Minimum requirements for the three English language proficiency tests which are accepted for applications to this program are as follows:
IELTS (Academic) minimum overall score 6.5 with at least 6.5 for each component
TOEFL-PBT Paper-based test minimum overall score of 587
TOEFLiBT Internet-based test minimum overall score of 95 with a minimum score in each component test as follows:
Writing test: 25/30
Speaking test: 25/30
Reading test: 23/30
Listening test: 22/30
The Admissions Committee retains the discretion to require a personal interview and/or submission of a language proficiency test score as part of the admissions process for applicants whose native languages include English.
Offers of admission will be extended to otherwise eligible applicants, conditional on receipt of a language proficiency test score that meets the above noted minimum requirements. Test scores must be received by the deadline for completing the GDipICL application process.
To become a Regulated Canadian Immigration Consultant, applicants are required to write the ICCRC’s RCIC Entry-to-Practice Exam and meet all of the mandatory requirements outlined in the ICCRC’s registration guide.
As you will see in the ICCRC’s Registration Guide, the requirement for a language proficiency test has no exceptions regardless of your place of birth, how long you have lived in Canada or some other English/French speaking country, ancestry, mother tongue, or instructional language in which you have completed any prior education how many college or university degrees or diplomas you have earned, or any exemption you may have received from another organization. Everyone must prove their superior language ability by providing language test results.

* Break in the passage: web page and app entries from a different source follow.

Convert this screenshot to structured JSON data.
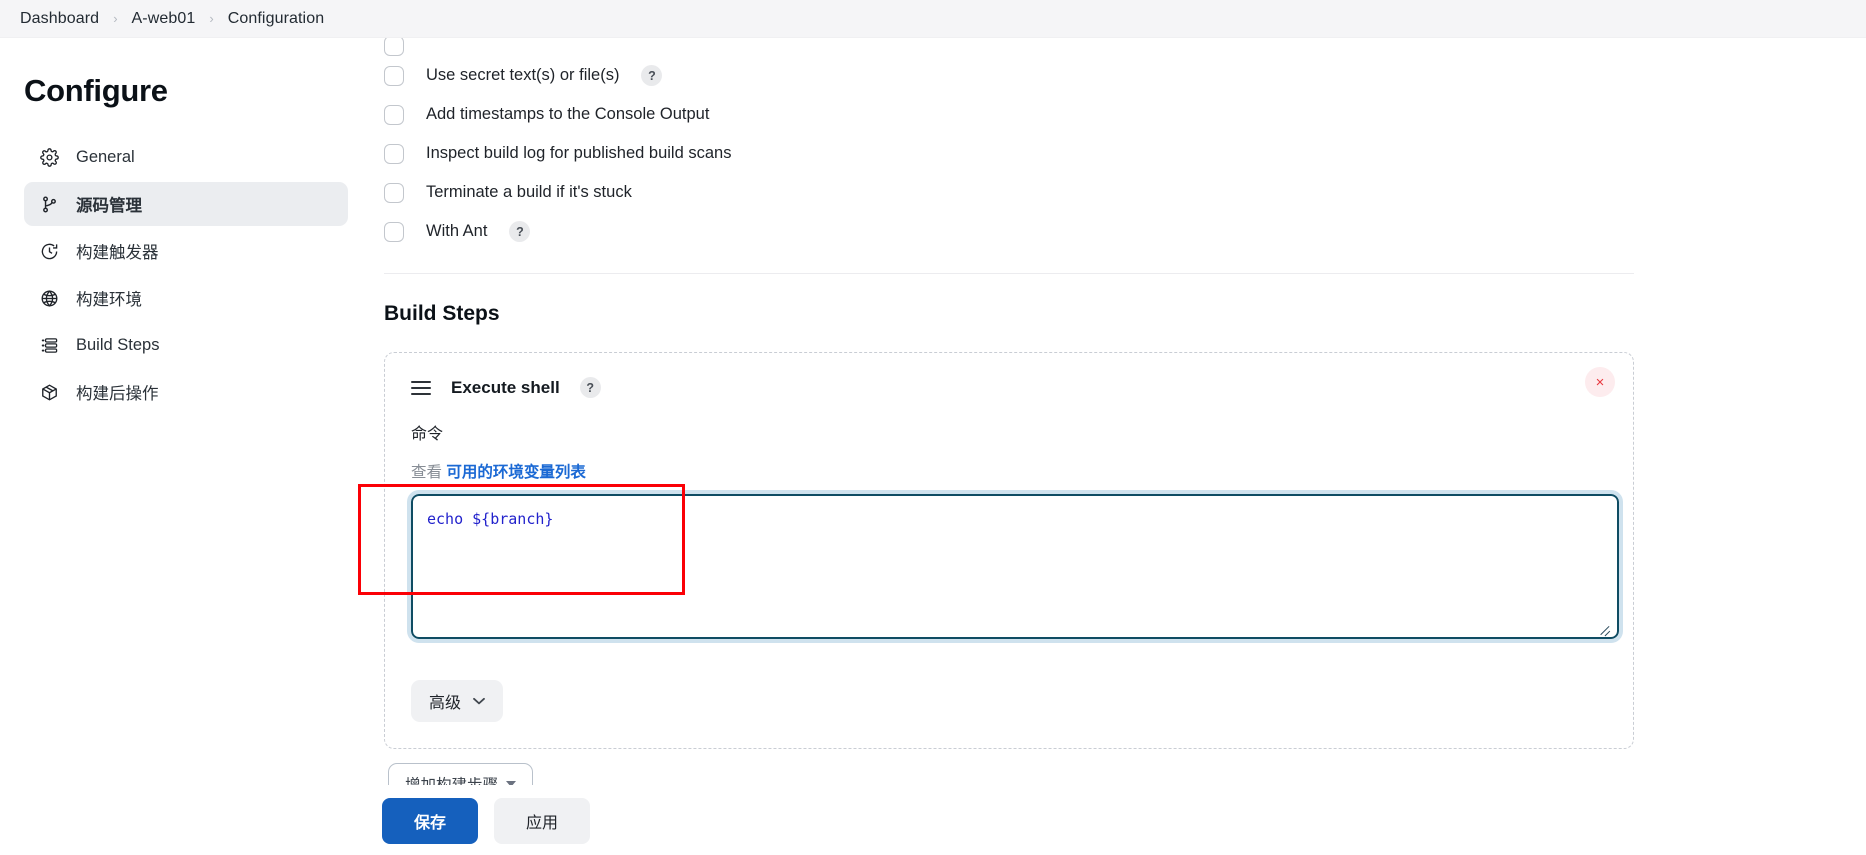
{
  "breadcrumb": {
    "items": [
      "Dashboard",
      "A-web01",
      "Configuration"
    ],
    "separator": "›"
  },
  "sidebar": {
    "title": "Configure",
    "items": [
      {
        "label": "General",
        "icon": "gear-icon",
        "active": false
      },
      {
        "label": "源码管理",
        "icon": "source-branch-icon",
        "active": true
      },
      {
        "label": "构建触发器",
        "icon": "clock-icon",
        "active": false
      },
      {
        "label": "构建环境",
        "icon": "globe-icon",
        "active": false
      },
      {
        "label": "Build Steps",
        "icon": "list-icon",
        "active": false
      },
      {
        "label": "构建后操作",
        "icon": "package-icon",
        "active": false
      }
    ]
  },
  "build_environment": {
    "checkboxes": [
      {
        "label": "Use secret text(s) or file(s)",
        "checked": false,
        "help": "?"
      },
      {
        "label": "Add timestamps to the Console Output",
        "checked": false,
        "help": ""
      },
      {
        "label": "Inspect build log for published build scans",
        "checked": false,
        "help": ""
      },
      {
        "label": "Terminate a build if it's stuck",
        "checked": false,
        "help": ""
      },
      {
        "label": "With Ant",
        "checked": false,
        "help": "?"
      }
    ]
  },
  "build_steps": {
    "section_title": "Build Steps",
    "step": {
      "name": "Execute shell",
      "help": "?",
      "close_icon": "×",
      "command_label": "命令",
      "env_prefix": "查看",
      "env_link": "可用的环境变量列表",
      "command_value": "echo ${branch}",
      "advanced_label": "高级",
      "advanced_chevron": "⌄"
    },
    "add_step_label": "增加构建步骤"
  },
  "actions": {
    "save_label": "保存",
    "apply_label": "应用"
  },
  "colors": {
    "accent_blue": "#1560bd",
    "link_blue": "#1b69d4",
    "annotation_red": "#fb0006",
    "close_red": "#e8383f",
    "code_blue": "#2222cc",
    "sidebar_active_bg": "#ebedf0"
  }
}
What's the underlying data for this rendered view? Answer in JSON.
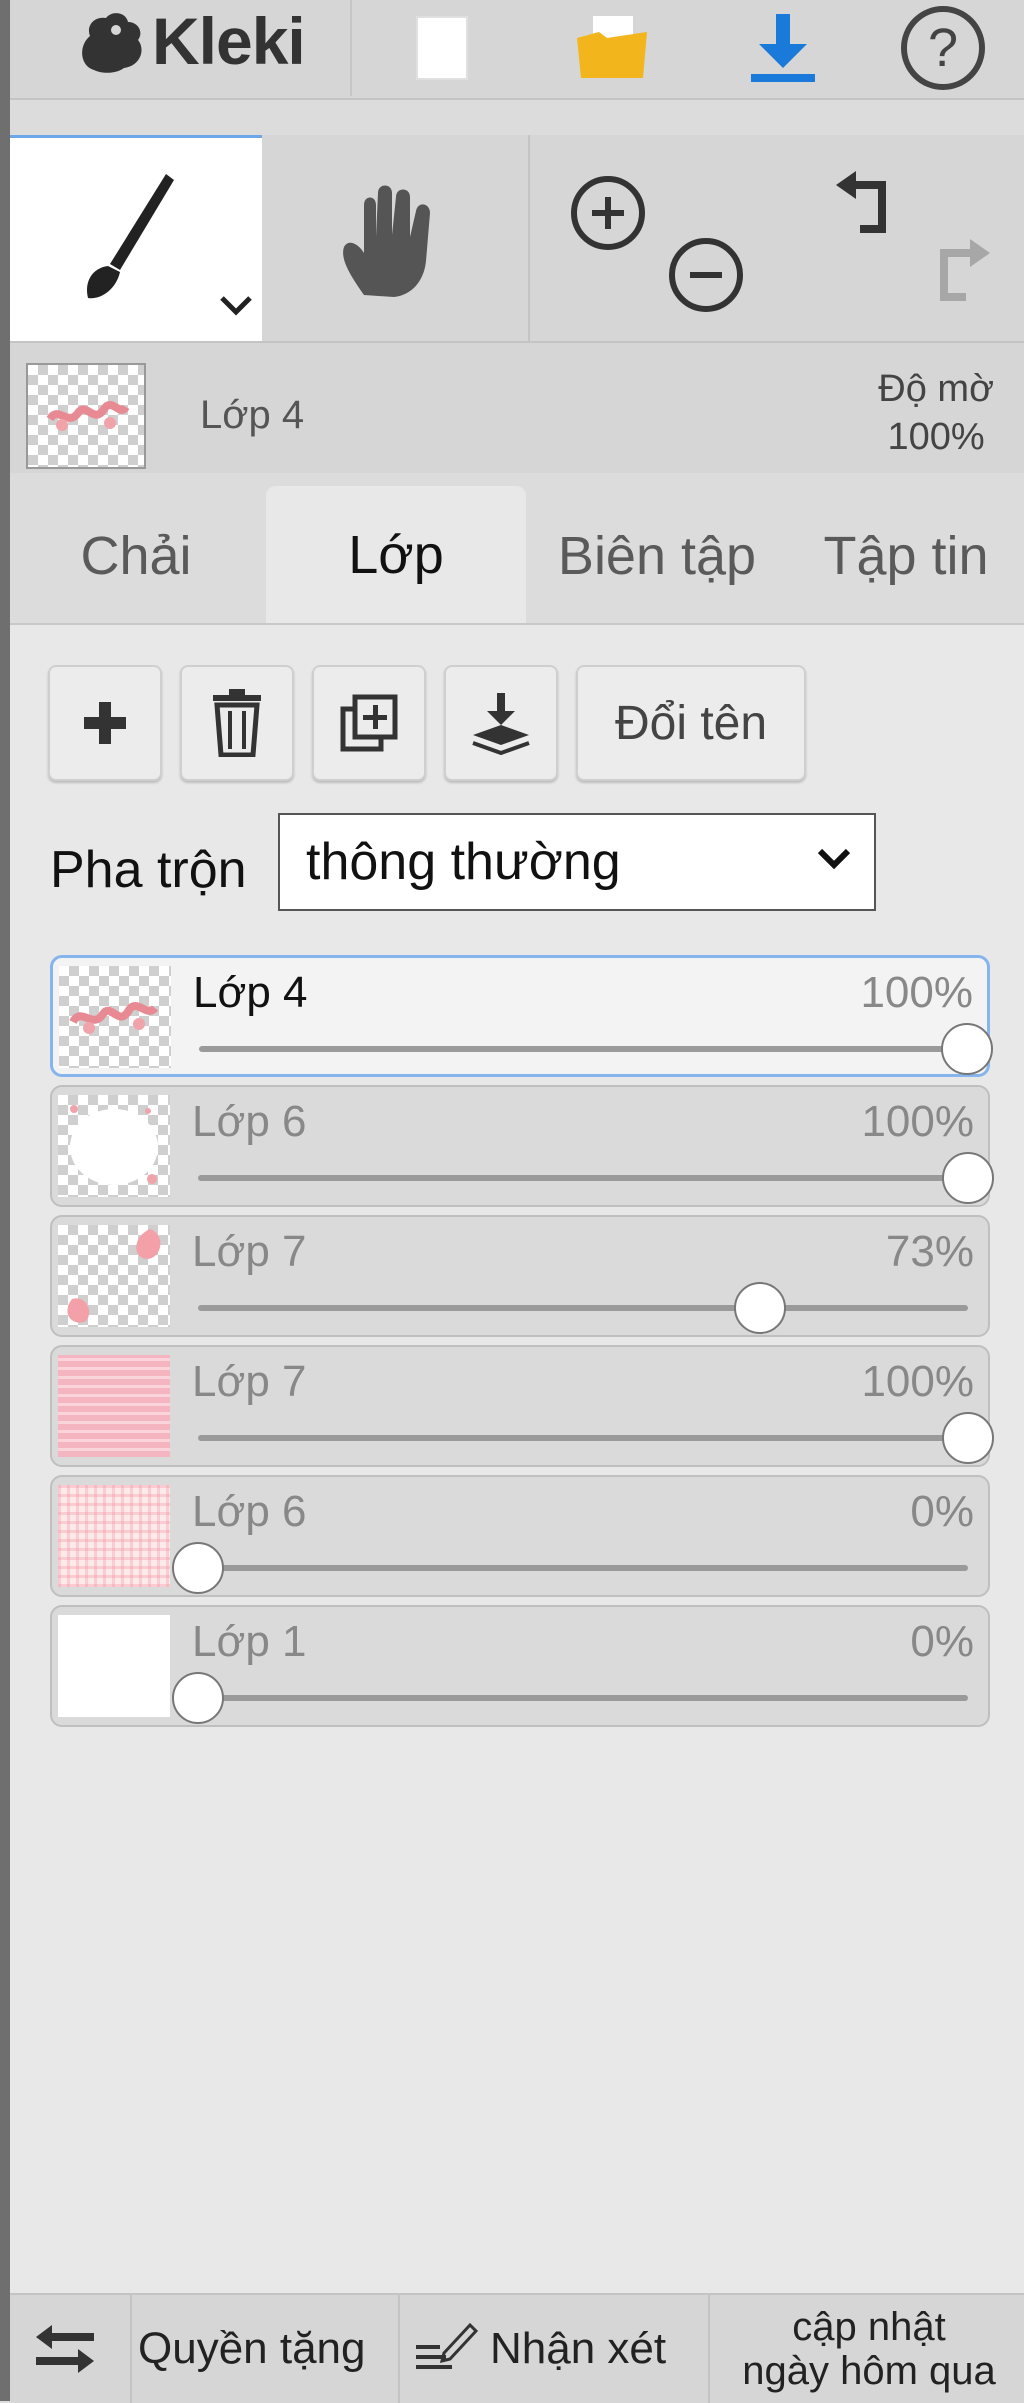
{
  "app": {
    "title": "Kleki"
  },
  "preview": {
    "layer_name": "Lớp 4",
    "opacity_label": "Độ mờ",
    "opacity_value": "100%"
  },
  "tabs": [
    {
      "label": "Chải",
      "active": false
    },
    {
      "label": "Lớp",
      "active": true
    },
    {
      "label": "Biên tập",
      "active": false
    },
    {
      "label": "Tập tin",
      "active": false
    }
  ],
  "layer_actions": {
    "rename_label": "Đổi tên"
  },
  "blend": {
    "label": "Pha trộn",
    "value": "thông thường"
  },
  "layers": [
    {
      "name": "Lớp 4",
      "opacity": "100%",
      "opacity_fraction": 1.0,
      "selected": true
    },
    {
      "name": "Lớp 6",
      "opacity": "100%",
      "opacity_fraction": 1.0,
      "selected": false
    },
    {
      "name": "Lớp 7",
      "opacity": "73%",
      "opacity_fraction": 0.73,
      "selected": false
    },
    {
      "name": "Lớp 7",
      "opacity": "100%",
      "opacity_fraction": 1.0,
      "selected": false
    },
    {
      "name": "Lớp 6",
      "opacity": "0%",
      "opacity_fraction": 0.0,
      "selected": false
    },
    {
      "name": "Lớp 1",
      "opacity": "0%",
      "opacity_fraction": 0.0,
      "selected": false
    }
  ],
  "footer": {
    "permissions_label": "Quyền tặng",
    "feedback_label": "Nhận xét",
    "update_line1": "cập nhật",
    "update_line2": "ngày hôm qua"
  },
  "colors": {
    "accent": "#1a7ad9",
    "selection_border": "#86b4ec",
    "folder": "#f2b51c"
  }
}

Recognized English language proficiency tests are valid for two years so your test score used for the purpose of admission to the GDipICL may suffice for the purpose of the RCIC registration process, predicated, of course, on meeting the ICCRC’s language testing requirements.
4. Letters of Recommendation
Applicants are required to submit two letters of recommendation, including one academic letter for students who have graduated less than five years prior to application. Applicants who have graduated more than five years prior to application are not required to submit an academic reference. Referees should be individuals familiar with the candidate’s academic or professional performance.
5. A Statement of Objectives
Applicants must submit a 200-250 word statement of your career objectives and reasons for wanting to pursue the Graduate Diploma in Immigration and Citizenship Law.
Other Factors Governing Regulated Canadian Immigration Consultant eligibility
Applicants wishing to register for the EPE exam with the national regulator are required to demonstrate the equivalent of Canadian Language Benchmark (CLB) Level 9 for English based on a test completed within the past two years. Language test equivalency charts are available here.
If you are applying with test scores below the CLB Level 9 required for the EPE exam, you might consider completing the Queen's English for Academic Purposes program prior to applying for the Graduate Diploma.
Please note that while the Graduate Diploma accepts students of any nationality and residency status, the Entry-to-Practice (EPE) exam administered by the Immigration Consultants of Canada Regulatory Council (ICCRC) can only be written by Canadian citizens and permanent residents.
ICCRC’s federal mandate stems from the Immigration and Refugee Protection Act (IRPA) and the Citizenship Act, which require anyone providing Canadian immigration or citizenship advice or representation for a fee or other consideration to be a member in good standing of ICCRC.
Exceptions are members in good standing of a law society in Canada or the Chambre des notaires du Québec. To qualify to write the ICCRC’s EPE Exam, and subsequently become a Regulated Canadian Immigration Consultant, you must be:
· at least 18 years of age;
· be a Canadian Citizen, Canadian Permanent Resident, or a Canadian Citizen who is a registered Indian within the meaning of the Indian act (Canada).
Clicking the below button will redirect you to the School of Graduate Studies website.